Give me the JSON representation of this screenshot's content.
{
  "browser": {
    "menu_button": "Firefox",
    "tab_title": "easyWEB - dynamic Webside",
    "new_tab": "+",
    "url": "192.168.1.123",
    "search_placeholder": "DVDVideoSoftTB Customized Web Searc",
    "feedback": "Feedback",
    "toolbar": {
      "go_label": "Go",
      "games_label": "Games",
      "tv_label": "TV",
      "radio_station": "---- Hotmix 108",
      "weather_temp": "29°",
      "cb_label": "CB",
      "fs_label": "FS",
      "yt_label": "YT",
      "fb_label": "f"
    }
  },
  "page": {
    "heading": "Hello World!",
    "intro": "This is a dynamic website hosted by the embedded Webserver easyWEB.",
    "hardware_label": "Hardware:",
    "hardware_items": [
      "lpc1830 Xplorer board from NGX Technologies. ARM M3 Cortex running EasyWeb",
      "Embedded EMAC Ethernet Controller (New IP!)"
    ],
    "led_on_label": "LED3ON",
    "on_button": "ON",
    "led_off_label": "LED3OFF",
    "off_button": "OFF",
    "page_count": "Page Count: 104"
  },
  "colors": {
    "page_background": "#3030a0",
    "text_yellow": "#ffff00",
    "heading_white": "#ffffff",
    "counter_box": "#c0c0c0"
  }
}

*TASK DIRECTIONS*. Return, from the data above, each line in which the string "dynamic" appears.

*SOLUTION TO THE PROBLEM*.
    "tab_title": "easyWEB - dynamic Webside",
    "intro": "This is a dynamic website hosted by the embedded Webserver easyWEB.",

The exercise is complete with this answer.